+++ Provided data +++
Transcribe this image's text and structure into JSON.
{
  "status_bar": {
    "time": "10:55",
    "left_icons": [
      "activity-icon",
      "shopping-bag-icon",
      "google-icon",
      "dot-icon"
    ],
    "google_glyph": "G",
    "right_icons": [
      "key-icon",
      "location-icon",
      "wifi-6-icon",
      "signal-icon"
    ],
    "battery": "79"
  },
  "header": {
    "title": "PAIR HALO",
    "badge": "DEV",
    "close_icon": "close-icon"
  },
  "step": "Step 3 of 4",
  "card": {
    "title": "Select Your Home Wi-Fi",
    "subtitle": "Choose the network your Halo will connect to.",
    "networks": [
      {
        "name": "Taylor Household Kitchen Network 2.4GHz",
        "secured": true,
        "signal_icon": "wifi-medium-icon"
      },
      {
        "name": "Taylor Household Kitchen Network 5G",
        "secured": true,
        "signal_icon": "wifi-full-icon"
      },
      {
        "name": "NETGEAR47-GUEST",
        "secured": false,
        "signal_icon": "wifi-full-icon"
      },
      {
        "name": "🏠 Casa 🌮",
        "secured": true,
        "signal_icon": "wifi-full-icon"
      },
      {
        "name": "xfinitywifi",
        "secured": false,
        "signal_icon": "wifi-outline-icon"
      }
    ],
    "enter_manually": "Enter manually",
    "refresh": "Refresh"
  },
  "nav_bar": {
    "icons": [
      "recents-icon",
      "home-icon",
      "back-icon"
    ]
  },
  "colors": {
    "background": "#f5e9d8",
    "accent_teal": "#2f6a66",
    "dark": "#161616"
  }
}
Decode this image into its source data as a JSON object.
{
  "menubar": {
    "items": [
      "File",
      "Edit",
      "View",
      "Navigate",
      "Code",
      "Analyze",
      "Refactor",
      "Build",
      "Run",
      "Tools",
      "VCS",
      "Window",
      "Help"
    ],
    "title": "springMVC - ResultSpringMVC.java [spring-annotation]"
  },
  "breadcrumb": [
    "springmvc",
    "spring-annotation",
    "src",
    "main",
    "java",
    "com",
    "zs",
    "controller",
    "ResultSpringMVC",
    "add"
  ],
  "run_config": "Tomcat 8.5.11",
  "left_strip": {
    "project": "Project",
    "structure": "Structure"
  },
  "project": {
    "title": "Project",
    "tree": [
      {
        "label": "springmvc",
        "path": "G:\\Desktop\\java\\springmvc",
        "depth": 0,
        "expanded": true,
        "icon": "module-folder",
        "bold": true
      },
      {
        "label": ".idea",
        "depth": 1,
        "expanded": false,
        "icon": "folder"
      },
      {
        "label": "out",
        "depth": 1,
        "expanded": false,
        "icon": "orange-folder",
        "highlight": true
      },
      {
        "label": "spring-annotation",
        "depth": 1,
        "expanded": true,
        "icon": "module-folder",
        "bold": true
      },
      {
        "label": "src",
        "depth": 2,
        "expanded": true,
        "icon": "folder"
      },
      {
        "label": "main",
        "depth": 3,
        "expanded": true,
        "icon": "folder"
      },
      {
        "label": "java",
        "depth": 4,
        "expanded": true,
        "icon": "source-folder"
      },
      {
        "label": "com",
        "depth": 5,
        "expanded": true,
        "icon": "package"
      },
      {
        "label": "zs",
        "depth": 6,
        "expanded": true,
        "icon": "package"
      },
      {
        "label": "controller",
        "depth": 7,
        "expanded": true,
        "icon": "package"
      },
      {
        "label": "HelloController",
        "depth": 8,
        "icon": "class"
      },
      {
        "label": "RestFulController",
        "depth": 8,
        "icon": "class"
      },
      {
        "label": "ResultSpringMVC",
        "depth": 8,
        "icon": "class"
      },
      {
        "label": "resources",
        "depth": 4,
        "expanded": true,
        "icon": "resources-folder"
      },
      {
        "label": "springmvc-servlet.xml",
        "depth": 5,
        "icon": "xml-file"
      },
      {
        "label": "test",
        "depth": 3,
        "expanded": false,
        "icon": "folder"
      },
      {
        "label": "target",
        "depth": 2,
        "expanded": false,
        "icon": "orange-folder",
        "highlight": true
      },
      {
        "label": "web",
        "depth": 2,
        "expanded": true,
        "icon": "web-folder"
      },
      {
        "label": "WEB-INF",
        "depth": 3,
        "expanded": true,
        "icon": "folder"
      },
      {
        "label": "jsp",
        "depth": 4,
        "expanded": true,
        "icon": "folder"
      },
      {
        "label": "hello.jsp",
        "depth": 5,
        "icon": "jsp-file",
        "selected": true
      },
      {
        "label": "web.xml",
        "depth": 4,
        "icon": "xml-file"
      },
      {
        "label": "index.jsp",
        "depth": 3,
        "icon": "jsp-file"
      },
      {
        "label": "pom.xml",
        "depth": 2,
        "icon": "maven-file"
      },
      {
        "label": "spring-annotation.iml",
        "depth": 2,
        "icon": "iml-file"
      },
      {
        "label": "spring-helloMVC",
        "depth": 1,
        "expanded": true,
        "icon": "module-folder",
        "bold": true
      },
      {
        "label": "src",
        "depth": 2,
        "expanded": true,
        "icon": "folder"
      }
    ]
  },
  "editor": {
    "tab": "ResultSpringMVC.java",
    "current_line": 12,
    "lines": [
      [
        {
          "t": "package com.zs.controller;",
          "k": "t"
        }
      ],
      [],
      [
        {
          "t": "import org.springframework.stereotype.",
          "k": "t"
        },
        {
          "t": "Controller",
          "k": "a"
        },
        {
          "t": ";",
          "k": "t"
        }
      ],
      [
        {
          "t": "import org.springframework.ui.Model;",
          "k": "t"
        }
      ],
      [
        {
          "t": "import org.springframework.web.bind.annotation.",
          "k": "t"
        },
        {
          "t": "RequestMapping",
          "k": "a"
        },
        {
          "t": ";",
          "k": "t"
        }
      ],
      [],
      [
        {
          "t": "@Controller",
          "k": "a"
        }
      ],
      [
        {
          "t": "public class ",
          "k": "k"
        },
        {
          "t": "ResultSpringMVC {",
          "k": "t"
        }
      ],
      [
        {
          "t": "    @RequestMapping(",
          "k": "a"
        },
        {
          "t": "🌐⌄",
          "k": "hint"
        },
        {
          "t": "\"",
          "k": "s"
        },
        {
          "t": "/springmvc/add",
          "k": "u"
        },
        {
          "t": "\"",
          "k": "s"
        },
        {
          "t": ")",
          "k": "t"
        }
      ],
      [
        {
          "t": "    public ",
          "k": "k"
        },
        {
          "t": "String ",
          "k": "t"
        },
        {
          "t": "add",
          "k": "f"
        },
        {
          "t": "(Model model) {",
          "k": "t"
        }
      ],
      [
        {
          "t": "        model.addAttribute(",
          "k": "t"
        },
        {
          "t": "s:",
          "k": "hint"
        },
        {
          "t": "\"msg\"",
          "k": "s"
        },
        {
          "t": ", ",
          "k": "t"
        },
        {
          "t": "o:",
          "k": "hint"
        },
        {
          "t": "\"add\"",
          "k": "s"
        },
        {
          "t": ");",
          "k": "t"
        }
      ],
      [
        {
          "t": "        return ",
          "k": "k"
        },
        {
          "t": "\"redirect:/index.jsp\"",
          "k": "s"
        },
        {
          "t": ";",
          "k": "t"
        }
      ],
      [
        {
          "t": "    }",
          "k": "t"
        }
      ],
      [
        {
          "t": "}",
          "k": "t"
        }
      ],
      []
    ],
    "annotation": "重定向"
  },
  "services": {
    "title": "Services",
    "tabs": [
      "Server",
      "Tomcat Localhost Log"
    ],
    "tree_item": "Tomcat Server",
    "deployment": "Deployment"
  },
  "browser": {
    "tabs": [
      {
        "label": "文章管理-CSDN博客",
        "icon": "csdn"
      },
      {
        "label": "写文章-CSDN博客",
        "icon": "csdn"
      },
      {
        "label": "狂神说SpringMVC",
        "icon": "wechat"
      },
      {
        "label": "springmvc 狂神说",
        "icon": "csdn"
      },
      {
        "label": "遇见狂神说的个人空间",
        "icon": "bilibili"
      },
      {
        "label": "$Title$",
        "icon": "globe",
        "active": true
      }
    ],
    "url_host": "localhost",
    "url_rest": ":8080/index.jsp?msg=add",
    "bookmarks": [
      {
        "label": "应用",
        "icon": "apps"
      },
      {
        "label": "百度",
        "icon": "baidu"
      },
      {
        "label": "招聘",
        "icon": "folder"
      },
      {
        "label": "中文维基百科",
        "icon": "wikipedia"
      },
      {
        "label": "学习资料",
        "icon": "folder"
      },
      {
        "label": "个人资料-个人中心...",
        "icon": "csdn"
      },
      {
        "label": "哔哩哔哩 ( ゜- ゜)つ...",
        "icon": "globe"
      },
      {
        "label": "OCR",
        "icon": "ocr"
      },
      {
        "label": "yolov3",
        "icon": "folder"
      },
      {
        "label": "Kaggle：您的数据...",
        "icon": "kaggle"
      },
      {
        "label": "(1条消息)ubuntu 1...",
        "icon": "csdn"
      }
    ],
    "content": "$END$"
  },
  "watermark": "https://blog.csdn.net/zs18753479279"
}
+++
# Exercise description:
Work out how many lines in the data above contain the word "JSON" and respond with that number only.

# Response below:
2